> ABOUT THIS TASK
The entire listing below is to be reproduced exactly.
==========
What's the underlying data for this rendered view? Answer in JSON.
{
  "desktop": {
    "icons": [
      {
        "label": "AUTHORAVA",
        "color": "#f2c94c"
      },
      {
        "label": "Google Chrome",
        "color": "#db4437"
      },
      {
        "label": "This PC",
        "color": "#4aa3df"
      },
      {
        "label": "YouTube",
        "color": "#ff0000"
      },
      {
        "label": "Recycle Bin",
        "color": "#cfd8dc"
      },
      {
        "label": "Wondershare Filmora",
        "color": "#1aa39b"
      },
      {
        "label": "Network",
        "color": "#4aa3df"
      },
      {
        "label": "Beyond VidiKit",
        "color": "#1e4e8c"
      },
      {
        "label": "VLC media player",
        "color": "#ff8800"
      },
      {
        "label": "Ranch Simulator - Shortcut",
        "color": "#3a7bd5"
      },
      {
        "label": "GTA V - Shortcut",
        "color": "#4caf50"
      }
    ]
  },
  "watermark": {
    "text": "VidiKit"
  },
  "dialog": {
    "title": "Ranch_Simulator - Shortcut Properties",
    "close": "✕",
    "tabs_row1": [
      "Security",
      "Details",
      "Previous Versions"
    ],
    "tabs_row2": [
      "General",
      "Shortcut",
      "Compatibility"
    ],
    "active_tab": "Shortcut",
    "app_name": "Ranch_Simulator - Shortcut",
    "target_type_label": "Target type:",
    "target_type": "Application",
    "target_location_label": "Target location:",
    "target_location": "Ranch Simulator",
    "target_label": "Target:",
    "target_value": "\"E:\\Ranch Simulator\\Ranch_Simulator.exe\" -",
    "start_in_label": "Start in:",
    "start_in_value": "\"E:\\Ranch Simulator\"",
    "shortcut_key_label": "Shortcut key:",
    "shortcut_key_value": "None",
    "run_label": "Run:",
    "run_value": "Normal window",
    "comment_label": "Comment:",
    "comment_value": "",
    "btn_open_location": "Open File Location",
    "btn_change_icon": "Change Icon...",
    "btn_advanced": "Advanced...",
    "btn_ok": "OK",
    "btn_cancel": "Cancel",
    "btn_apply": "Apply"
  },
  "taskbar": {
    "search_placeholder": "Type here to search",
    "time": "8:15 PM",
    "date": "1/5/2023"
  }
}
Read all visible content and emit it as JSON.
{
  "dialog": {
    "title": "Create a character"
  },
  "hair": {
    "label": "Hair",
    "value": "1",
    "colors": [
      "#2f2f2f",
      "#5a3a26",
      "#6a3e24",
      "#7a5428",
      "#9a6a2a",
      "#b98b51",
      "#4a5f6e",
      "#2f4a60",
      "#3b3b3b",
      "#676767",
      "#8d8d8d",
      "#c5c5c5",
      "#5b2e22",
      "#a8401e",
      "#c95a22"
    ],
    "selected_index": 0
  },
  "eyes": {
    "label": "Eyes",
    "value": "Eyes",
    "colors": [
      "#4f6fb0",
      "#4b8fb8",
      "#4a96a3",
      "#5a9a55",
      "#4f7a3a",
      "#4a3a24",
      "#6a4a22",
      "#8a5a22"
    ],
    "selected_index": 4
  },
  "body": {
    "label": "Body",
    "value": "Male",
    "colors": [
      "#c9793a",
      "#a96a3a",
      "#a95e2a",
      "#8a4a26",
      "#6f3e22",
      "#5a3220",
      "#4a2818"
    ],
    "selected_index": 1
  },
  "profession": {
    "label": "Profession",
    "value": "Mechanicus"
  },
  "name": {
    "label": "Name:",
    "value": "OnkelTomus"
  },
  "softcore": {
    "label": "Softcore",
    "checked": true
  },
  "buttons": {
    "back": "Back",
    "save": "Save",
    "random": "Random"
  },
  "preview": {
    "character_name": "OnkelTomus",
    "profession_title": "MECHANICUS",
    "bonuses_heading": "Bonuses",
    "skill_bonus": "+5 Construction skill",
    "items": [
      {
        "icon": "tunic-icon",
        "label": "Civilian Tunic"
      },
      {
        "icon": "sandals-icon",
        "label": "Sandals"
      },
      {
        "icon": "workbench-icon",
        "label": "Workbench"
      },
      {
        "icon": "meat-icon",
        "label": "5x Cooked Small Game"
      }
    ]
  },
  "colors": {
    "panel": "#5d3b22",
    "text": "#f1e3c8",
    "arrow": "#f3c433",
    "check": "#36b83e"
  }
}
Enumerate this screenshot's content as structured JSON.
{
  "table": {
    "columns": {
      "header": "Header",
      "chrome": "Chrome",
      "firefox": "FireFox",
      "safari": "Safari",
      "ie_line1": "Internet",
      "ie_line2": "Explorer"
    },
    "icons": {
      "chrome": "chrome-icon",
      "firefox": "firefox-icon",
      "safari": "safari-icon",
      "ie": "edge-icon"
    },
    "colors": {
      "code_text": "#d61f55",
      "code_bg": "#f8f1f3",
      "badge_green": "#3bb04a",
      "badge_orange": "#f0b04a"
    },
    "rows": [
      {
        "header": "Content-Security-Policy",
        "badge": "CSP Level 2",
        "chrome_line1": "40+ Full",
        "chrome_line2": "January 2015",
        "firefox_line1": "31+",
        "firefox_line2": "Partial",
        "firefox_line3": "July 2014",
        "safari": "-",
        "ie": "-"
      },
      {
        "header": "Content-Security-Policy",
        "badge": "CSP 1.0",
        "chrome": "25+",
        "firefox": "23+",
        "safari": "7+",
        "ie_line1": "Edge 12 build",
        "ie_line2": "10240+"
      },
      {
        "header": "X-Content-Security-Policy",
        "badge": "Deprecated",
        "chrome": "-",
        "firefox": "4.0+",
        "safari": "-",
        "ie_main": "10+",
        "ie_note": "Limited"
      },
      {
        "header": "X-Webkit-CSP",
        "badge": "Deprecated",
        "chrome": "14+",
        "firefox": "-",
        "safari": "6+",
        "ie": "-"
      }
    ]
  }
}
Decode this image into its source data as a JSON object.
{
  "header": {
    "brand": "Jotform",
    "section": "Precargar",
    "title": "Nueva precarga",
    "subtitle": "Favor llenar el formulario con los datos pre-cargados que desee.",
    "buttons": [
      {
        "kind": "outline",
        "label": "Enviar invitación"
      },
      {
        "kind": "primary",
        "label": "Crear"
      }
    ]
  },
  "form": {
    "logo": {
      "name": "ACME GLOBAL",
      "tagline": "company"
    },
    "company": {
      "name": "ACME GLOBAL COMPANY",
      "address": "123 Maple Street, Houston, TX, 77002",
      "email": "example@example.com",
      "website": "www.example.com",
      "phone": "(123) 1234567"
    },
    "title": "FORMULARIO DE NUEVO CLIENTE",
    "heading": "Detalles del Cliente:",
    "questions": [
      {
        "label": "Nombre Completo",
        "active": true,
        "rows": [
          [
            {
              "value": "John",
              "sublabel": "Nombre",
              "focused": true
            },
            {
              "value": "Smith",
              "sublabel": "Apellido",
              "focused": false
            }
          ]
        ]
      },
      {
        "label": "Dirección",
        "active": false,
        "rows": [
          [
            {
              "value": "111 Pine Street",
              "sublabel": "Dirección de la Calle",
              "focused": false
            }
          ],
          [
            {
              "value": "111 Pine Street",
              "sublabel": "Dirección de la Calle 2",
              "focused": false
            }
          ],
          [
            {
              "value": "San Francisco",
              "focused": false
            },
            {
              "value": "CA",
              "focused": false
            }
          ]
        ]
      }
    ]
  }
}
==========
> SOLUTION
What's the underlying data for this rendered view? Answer in JSON.
{
  "desktop": {
    "icons": [
      {
        "label": "AUTHORAVA",
        "color": "#f2c94c"
      },
      {
        "label": "Google Chrome",
        "color": "#db4437"
      },
      {
        "label": "This PC",
        "color": "#4aa3df"
      },
      {
        "label": "YouTube",
        "color": "#ff0000"
      },
      {
        "label": "Recycle Bin",
        "color": "#cfd8dc"
      },
      {
        "label": "Wondershare Filmora",
        "color": "#1aa39b"
      },
      {
        "label": "Network",
        "color": "#4aa3df"
      },
      {
        "label": "Beyond VidiKit",
        "color": "#1e4e8c"
      },
      {
        "label": "VLC media player",
        "color": "#ff8800"
      },
      {
        "label": "Ranch Simulator - Shortcut",
        "color": "#3a7bd5"
      },
      {
        "label": "GTA V - Shortcut",
        "color": "#4caf50"
      }
    ]
  },
  "watermark": {
    "text": "VidiKit"
  },
  "dialog": {
    "title": "Ranch_Simulator - Shortcut Properties",
    "close": "✕",
    "tabs_row1": [
      "Security",
      "Details",
      "Previous Versions"
    ],
    "tabs_row2": [
      "General",
      "Shortcut",
      "Compatibility"
    ],
    "active_tab": "Shortcut",
    "app_name": "Ranch_Simulator - Shortcut",
    "target_type_label": "Target type:",
    "target_type": "Application",
    "target_location_label": "Target location:",
    "target_location": "Ranch Simulator",
    "target_label": "Target:",
    "target_value": "\"E:\\Ranch Simulator\\Ranch_Simulator.exe\" -",
    "start_in_label": "Start in:",
    "start_in_value": "\"E:\\Ranch Simulator\"",
    "shortcut_key_label": "Shortcut key:",
    "shortcut_key_value": "None",
    "run_label": "Run:",
    "run_value": "Normal window",
    "comment_label": "Comment:",
    "comment_value": "",
    "btn_open_location": "Open File Location",
    "btn_change_icon": "Change Icon...",
    "btn_advanced": "Advanced...",
    "btn_ok": "OK",
    "btn_cancel": "Cancel",
    "btn_apply": "Apply"
  },
  "taskbar": {
    "search_placeholder": "Type here to search",
    "time": "8:15 PM",
    "date": "1/5/2023"
  }
}
Read all visible content and emit it as JSON.
{
  "dialog": {
    "title": "Create a character"
  },
  "hair": {
    "label": "Hair",
    "value": "1",
    "colors": [
      "#2f2f2f",
      "#5a3a26",
      "#6a3e24",
      "#7a5428",
      "#9a6a2a",
      "#b98b51",
      "#4a5f6e",
      "#2f4a60",
      "#3b3b3b",
      "#676767",
      "#8d8d8d",
      "#c5c5c5",
      "#5b2e22",
      "#a8401e",
      "#c95a22"
    ],
    "selected_index": 0
  },
  "eyes": {
    "label": "Eyes",
    "value": "Eyes",
    "colors": [
      "#4f6fb0",
      "#4b8fb8",
      "#4a96a3",
      "#5a9a55",
      "#4f7a3a",
      "#4a3a24",
      "#6a4a22",
      "#8a5a22"
    ],
    "selected_index": 4
  },
  "body": {
    "label": "Body",
    "value": "Male",
    "colors": [
      "#c9793a",
      "#a96a3a",
      "#a95e2a",
      "#8a4a26",
      "#6f3e22",
      "#5a3220",
      "#4a2818"
    ],
    "selected_index": 1
  },
  "profession": {
    "label": "Profession",
    "value": "Mechanicus"
  },
  "name": {
    "label": "Name:",
    "value": "OnkelTomus"
  },
  "softcore": {
    "label": "Softcore",
    "checked": true
  },
  "buttons": {
    "back": "Back",
    "save": "Save",
    "random": "Random"
  },
  "preview": {
    "character_name": "OnkelTomus",
    "profession_title": "MECHANICUS",
    "bonuses_heading": "Bonuses",
    "skill_bonus": "+5 Construction skill",
    "items": [
      {
        "icon": "tunic-icon",
        "label": "Civilian Tunic"
      },
      {
        "icon": "sandals-icon",
        "label": "Sandals"
      },
      {
        "icon": "workbench-icon",
        "label": "Workbench"
      },
      {
        "icon": "meat-icon",
        "label": "5x Cooked Small Game"
      }
    ]
  },
  "colors": {
    "panel": "#5d3b22",
    "text": "#f1e3c8",
    "arrow": "#f3c433",
    "check": "#36b83e"
  }
}
Enumerate this screenshot's content as structured JSON.
{
  "table": {
    "columns": {
      "header": "Header",
      "chrome": "Chrome",
      "firefox": "FireFox",
      "safari": "Safari",
      "ie_line1": "Internet",
      "ie_line2": "Explorer"
    },
    "icons": {
      "chrome": "chrome-icon",
      "firefox": "firefox-icon",
      "safari": "safari-icon",
      "ie": "edge-icon"
    },
    "colors": {
      "code_text": "#d61f55",
      "code_bg": "#f8f1f3",
      "badge_green": "#3bb04a",
      "badge_orange": "#f0b04a"
    },
    "rows": [
      {
        "header": "Content-Security-Policy",
        "badge": "CSP Level 2",
        "chrome_line1": "40+ Full",
        "chrome_line2": "January 2015",
        "firefox_line1": "31+",
        "firefox_line2": "Partial",
        "firefox_line3": "July 2014",
        "safari": "-",
        "ie": "-"
      },
      {
        "header": "Content-Security-Policy",
        "badge": "CSP 1.0",
        "chrome": "25+",
        "firefox": "23+",
        "safari": "7+",
        "ie_line1": "Edge 12 build",
        "ie_line2": "10240+"
      },
      {
        "header": "X-Content-Security-Policy",
        "badge": "Deprecated",
        "chrome": "-",
        "firefox": "4.0+",
        "safari": "-",
        "ie_main": "10+",
        "ie_note": "Limited"
      },
      {
        "header": "X-Webkit-CSP",
        "badge": "Deprecated",
        "chrome": "14+",
        "firefox": "-",
        "safari": "6+",
        "ie": "-"
      }
    ]
  }
}
Decode this image into its source data as a JSON object.
{
  "header": {
    "brand": "Jotform",
    "section": "Precargar",
    "title": "Nueva precarga",
    "subtitle": "Favor llenar el formulario con los datos pre-cargados que desee.",
    "buttons": [
      {
        "kind": "outline",
        "label": "Enviar invitación"
      },
      {
        "kind": "primary",
        "label": "Crear"
      }
    ]
  },
  "form": {
    "logo": {
      "name": "ACME GLOBAL",
      "tagline": "company"
    },
    "company": {
      "name": "ACME GLOBAL COMPANY",
      "address": "123 Maple Street, Houston, TX, 77002",
      "email": "example@example.com",
      "website": "www.example.com",
      "phone": "(123) 1234567"
    },
    "title": "FORMULARIO DE NUEVO CLIENTE",
    "heading": "Detalles del Cliente:",
    "questions": [
      {
        "label": "Nombre Completo",
        "active": true,
        "rows": [
          [
            {
              "value": "John",
              "sublabel": "Nombre",
              "focused": true
            },
            {
              "value": "Smith",
              "sublabel": "Apellido",
              "focused": false
            }
          ]
        ]
      },
      {
        "label": "Dirección",
        "active": false,
        "rows": [
          [
            {
              "value": "111 Pine Street",
              "sublabel": "Dirección de la Calle",
              "focused": false
            }
          ],
          [
            {
              "value": "111 Pine Street",
              "sublabel": "Dirección de la Calle 2",
              "focused": false
            }
          ],
          [
            {
              "value": "San Francisco",
              "focused": false
            },
            {
              "value": "CA",
              "focused": false
            }
          ]
        ]
      }
    ]
  }
}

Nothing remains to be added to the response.